Two years ago, the question I heard most from email marketing clients was, “What’s the average click-through on an email campaign?” Today, the question I hear most from email marketing clients is, “What’s the average click-through on an email campaign?”
Effective today, I’ll no longer answer that question. Few statistics in all marketing provide less actionable advice than average click-through. List quality, product, brand affinity, and price point all have major impact on response rate. Why should a marketer selling a $5,000 product shoot for the same CTR as one selling something for $50? Did the “average” marketer cull her list? Was the list built through careful targeting or through sweepstakes?
I’ve never understood what strategic decisions can be made by learning 4 percent (or whatever, lest you think I’m divulging the answer) is average. If you have 5 percent click-through, does that mean you’ve done the best you can do and should cease testing messages and segmenting your audience? Does it mean you’ve exhausted all tools at your disposal to improve your email campaigns? Are you really shooting for average?
I recently worked with a large banking client who was starting a newsletter campaign. They asked for average click-through on the type of acquisition campaign they were creating. I hemmed and hawed, but they insisted I provide an average. I threw out a number and later learned they were thrilled when they bested it by 2 percent. I now face the challenge of convincing them the hard work lies ahead, simply because they beat an imprecise benchmark.
This isn’t to say marketers shouldn’t monitor CTR. An understanding of the general downward trend in click-throughs provides some insight as to why your CTRs may be declining. Certainly, marketers can learn from watching their own click-through percentages over time. A declining click-through might imply a list is tired, subject lines aren’t compelling, or the sender line isn’t clear, among other factors.

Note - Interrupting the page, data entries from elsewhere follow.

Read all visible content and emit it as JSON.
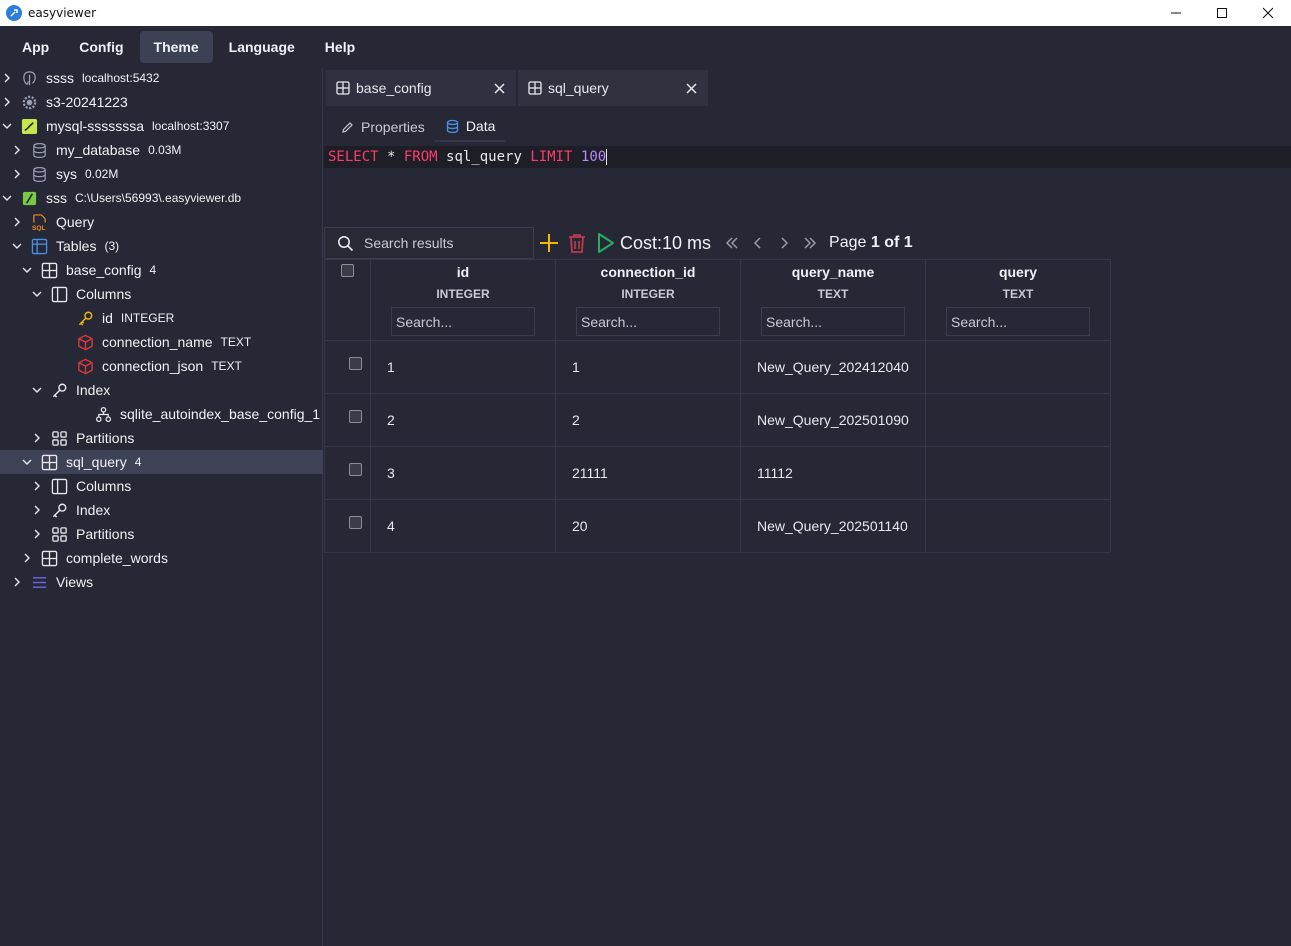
{
  "window": {
    "title": "easyviewer"
  },
  "menu": [
    "App",
    "Config",
    "Theme",
    "Language",
    "Help"
  ],
  "menu_active": "Theme",
  "tree": [
    {
      "label": "ssss",
      "meta": "localhost:5432",
      "icon": "postgres-icon",
      "indent": 0,
      "chevron": "right"
    },
    {
      "label": "s3-20241223",
      "meta": "",
      "icon": "gear-icon",
      "indent": 0,
      "chevron": "right"
    },
    {
      "label": "mysql-sssssssa",
      "meta": "localhost:3307",
      "icon": "mysql-icon",
      "indent": 0,
      "chevron": "down"
    },
    {
      "label": "my_database",
      "meta": "0.03M",
      "icon": "database-icon",
      "indent": 1,
      "chevron": "right"
    },
    {
      "label": "sys",
      "meta": "0.02M",
      "icon": "database-icon",
      "indent": 1,
      "chevron": "right"
    },
    {
      "label": "sss",
      "meta": "C:\\Users\\56993\\.easyviewer.db",
      "icon": "sqlite-icon",
      "indent": 0,
      "chevron": "down"
    },
    {
      "label": "Query",
      "meta": "",
      "icon": "sql-file-icon",
      "indent": 1,
      "chevron": "right"
    },
    {
      "label": "Tables",
      "meta": "(3)",
      "icon": "tables-icon",
      "indent": 1,
      "chevron": "down"
    },
    {
      "label": "base_config",
      "meta": "4",
      "icon": "table-icon",
      "indent": 2,
      "chevron": "down"
    },
    {
      "label": "Columns",
      "meta": "",
      "icon": "columns-icon",
      "indent": 3,
      "chevron": "down"
    },
    {
      "label": "id",
      "meta": "INTEGER",
      "icon": "key-icon",
      "indent": 4,
      "chevron": "none"
    },
    {
      "label": "connection_name",
      "meta": "TEXT",
      "icon": "cube-icon",
      "indent": 4,
      "chevron": "none"
    },
    {
      "label": "connection_json",
      "meta": "TEXT",
      "icon": "cube-icon",
      "indent": 4,
      "chevron": "none"
    },
    {
      "label": "Index",
      "meta": "",
      "icon": "index-key-icon",
      "indent": 3,
      "chevron": "down"
    },
    {
      "label": "sqlite_autoindex_base_config_1",
      "meta": "",
      "icon": "tree-structure-icon",
      "indent": 5,
      "chevron": "none"
    },
    {
      "label": "Partitions",
      "meta": "",
      "icon": "partitions-icon",
      "indent": 3,
      "chevron": "right"
    },
    {
      "label": "sql_query",
      "meta": "4",
      "icon": "table-icon",
      "indent": 2,
      "chevron": "down",
      "selected": true
    },
    {
      "label": "Columns",
      "meta": "",
      "icon": "columns-icon",
      "indent": 3,
      "chevron": "right"
    },
    {
      "label": "Index",
      "meta": "",
      "icon": "index-key-icon",
      "indent": 3,
      "chevron": "right"
    },
    {
      "label": "Partitions",
      "meta": "",
      "icon": "partitions-icon",
      "indent": 3,
      "chevron": "right"
    },
    {
      "label": "complete_words",
      "meta": "",
      "icon": "table-icon",
      "indent": 2,
      "chevron": "right"
    },
    {
      "label": "Views",
      "meta": "",
      "icon": "views-icon",
      "indent": 1,
      "chevron": "right"
    }
  ],
  "tabs": [
    {
      "label": "base_config"
    },
    {
      "label": "sql_query"
    }
  ],
  "subtabs": {
    "properties": "Properties",
    "data": "Data"
  },
  "sql": {
    "select": "SELECT",
    "star": " * ",
    "from": "FROM",
    "table": " sql_query ",
    "limit": "LIMIT",
    "num": " 100"
  },
  "toolbar": {
    "search_placeholder": "Search results",
    "cost": "Cost:10 ms",
    "page_prefix": "Page ",
    "page_bold": "1 of 1"
  },
  "grid": {
    "columns": [
      {
        "name": "id",
        "type": "INTEGER",
        "placeholder": "Search..."
      },
      {
        "name": "connection_id",
        "type": "INTEGER",
        "placeholder": "Search..."
      },
      {
        "name": "query_name",
        "type": "TEXT",
        "placeholder": "Search..."
      },
      {
        "name": "query",
        "type": "TEXT",
        "placeholder": "Search..."
      }
    ],
    "rows": [
      [
        "1",
        "1",
        "New_Query_202412040",
        ""
      ],
      [
        "2",
        "2",
        "New_Query_202501090",
        ""
      ],
      [
        "3",
        "21111",
        "11112",
        ""
      ],
      [
        "4",
        "20",
        "New_Query_202501140",
        ""
      ]
    ]
  },
  "colors": {
    "background": "#262835",
    "sql_keyword": "#ff3b6b",
    "sql_number": "#b987ff",
    "add": "#f5b800",
    "delete": "#c0394b",
    "run": "#27ae60"
  }
}
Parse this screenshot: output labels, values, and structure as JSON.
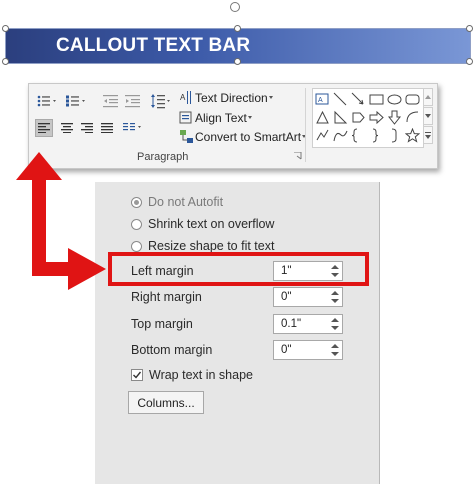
{
  "callout": {
    "title": "CALLOUT TEXT BAR"
  },
  "ribbon": {
    "text_direction": "Text Direction",
    "align_text": "Align Text",
    "convert_smartart": "Convert to SmartArt",
    "group_label": "Paragraph"
  },
  "panel": {
    "autofit_options": [
      {
        "label": "Do not Autofit",
        "selected": true,
        "enabled": false
      },
      {
        "label": "Shrink text on overflow",
        "selected": false,
        "enabled": true
      },
      {
        "label": "Resize shape to fit text",
        "selected": false,
        "enabled": true
      }
    ],
    "margins": {
      "left_label": "Left margin",
      "left_value": "1\"",
      "right_label": "Right margin",
      "right_value": "0\"",
      "top_label": "Top margin",
      "top_value": "0.1\"",
      "bottom_label": "Bottom margin",
      "bottom_value": "0\""
    },
    "wrap_label": "Wrap text in shape",
    "wrap_checked": true,
    "columns_label": "Columns..."
  },
  "colors": {
    "highlight": "#e01414",
    "callout_bar": "#2b3f7e",
    "panel_bg": "#e6e6e6"
  }
}
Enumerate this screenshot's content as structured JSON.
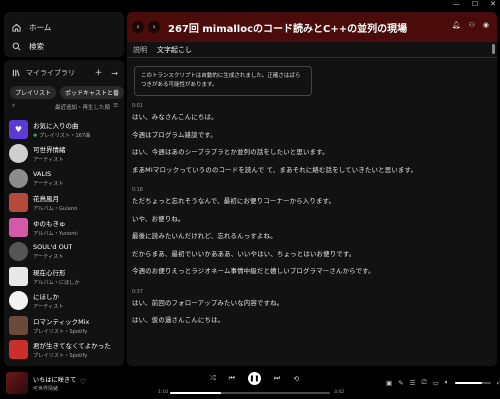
{
  "window": {
    "minimize": "—",
    "maximize": "☐",
    "close": "✕"
  },
  "nav": {
    "home": "ホーム",
    "search": "検索"
  },
  "library": {
    "title": "マイライブラリ",
    "chips": [
      "プレイリスト",
      "ポッドキャストと番"
    ],
    "sort_label": "最近追加・再生した順",
    "items": [
      {
        "title": "お気に入りの曲",
        "subtitle": "プレイリスト・167曲",
        "pinned": true,
        "color": "#5b3ad6",
        "round": false
      },
      {
        "title": "可世界情緒",
        "subtitle": "アーティスト",
        "pinned": false,
        "color": "#cfcfcf",
        "round": true
      },
      {
        "title": "VALIS",
        "subtitle": "アーティスト",
        "pinned": false,
        "color": "#8c8c8c",
        "round": true
      },
      {
        "title": "花鳥風月",
        "subtitle": "アルバム・Guiano",
        "pinned": false,
        "color": "#b54a3a",
        "round": false
      },
      {
        "title": "ゆのもきゅ",
        "subtitle": "アルバム・Yunomi",
        "pinned": false,
        "color": "#d25aa8",
        "round": false
      },
      {
        "title": "SOUL'd OUT",
        "subtitle": "アーティスト",
        "pinned": false,
        "color": "#555555",
        "round": true
      },
      {
        "title": "現在心行形",
        "subtitle": "アルバム・にほしか",
        "pinned": false,
        "color": "#e8e8e8",
        "round": false
      },
      {
        "title": "にほしか",
        "subtitle": "アーティスト",
        "pinned": false,
        "color": "#f2f2f2",
        "round": true
      },
      {
        "title": "ロマンティックMix",
        "subtitle": "プレイリスト・Spotify",
        "pinned": false,
        "color": "#6a4a3a",
        "round": false
      },
      {
        "title": "君が生きてなくてよかった",
        "subtitle": "プレイリスト・Spotify",
        "pinned": false,
        "color": "#c9302c",
        "round": false
      }
    ]
  },
  "episode": {
    "title": "267回 mimallocのコード読みとC++の並列の現場",
    "tabs": [
      "説明",
      "文字起こし"
    ],
    "notice": "このトランスクリプトは自動的に生成されました。正確さはばらつきがある可能性があります。",
    "transcript": [
      {
        "ts": "0:01",
        "lines": [
          "はい、みなさんこんにちは。",
          "今週はプログラム雑談です。",
          "はい、今週はあのシープラプラとか並列の話をしたいと思います。",
          "まあMIマロックっていうののコードを読んで て、まあそれに絡む話をしていきたいと思います。"
        ]
      },
      {
        "ts": "0:18",
        "lines": [
          "ただちょっと忘れそうなんで、最初にお便りコーナーから入ります。",
          "いや、お便りね。",
          "最後に読みたいんだけれど、忘れるんっすよね。",
          "だからまあ、最初でいいかあああ、いいやはい、ちょっとはいお便りです。",
          "今週のお便りえっとラジオネーム事情中級だと嬉しいプログラマーさんからです。"
        ]
      },
      {
        "ts": "0:37",
        "lines": [
          "はい、前回のフォローアップみたいな内容ですね。",
          "はい、仮の過さんこんにちは。"
        ]
      }
    ]
  },
  "player": {
    "title": "いちはに咲きて",
    "artist": "可世界情緒",
    "elapsed": "1:10",
    "total": "3:42",
    "progress": 0.32,
    "volume": 0.75
  }
}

That said, the easiest way to increase CTRs is to take a whack at the size of your list. If you cut out every person who didn’t open the past seven emails you sent, I assure you your CTR will increase greatly. After all, only interested consumers will now receive your email.
Cleaning your house list should be part of any email marketing routine. There’s no sense in continuing to send email to people who haven’t opened a message in a year. Before cutting people loose, try a final plea to engage their interest. Send a note asking if they’d still like to receive your messages, or try an offer that’s hard to refuse. If a final request for engagement is ignored, remove them.
I know some marketing managers focus on list size rather than quality. In a few cases, this is not a bad thing. The rest of us should send fewer messages to more interested consumers rather than barrages of messages to a mixed bag of customers.
Once focused on your campaigns (rather than everyone else’s), what can you do to increase response rates? In coming weeks, I’ll discuss insights you can gain by analyzing customers’ behavior toward your email marketing. A recent Jupiter (a unit of ClickZ’s parent corporation) survey showed 75 percent of email marketers ignore behavioral data when segmenting their audience. There’s lots of work ahead to get your click-throughs up. I’ll even share how HP saved $750,000 a year with behavior-based service alerts (and that’s only the tip of the iceberg for that hardware manufacturer).
Until then, each of you should take the advice Yesmail’s Ed Henrich shared last month at the Jupiter Advertising Forum: Testing your subject lines, day of week, and sender lines will take you very, very far toward email marketing success. Ed and I are shocked by how many companies don’t test messages. Test each campaign that goes out. Your CTRs will thank you.
Nurcin Erdogan Loeffler, head of strategy and innovation, Vizeum China, outlines the seven ways businesses can future proof their digital strategies.
Chief marketing officers have shared their views on technology, innovation and how they see their roles transforming into the near future at an ... read more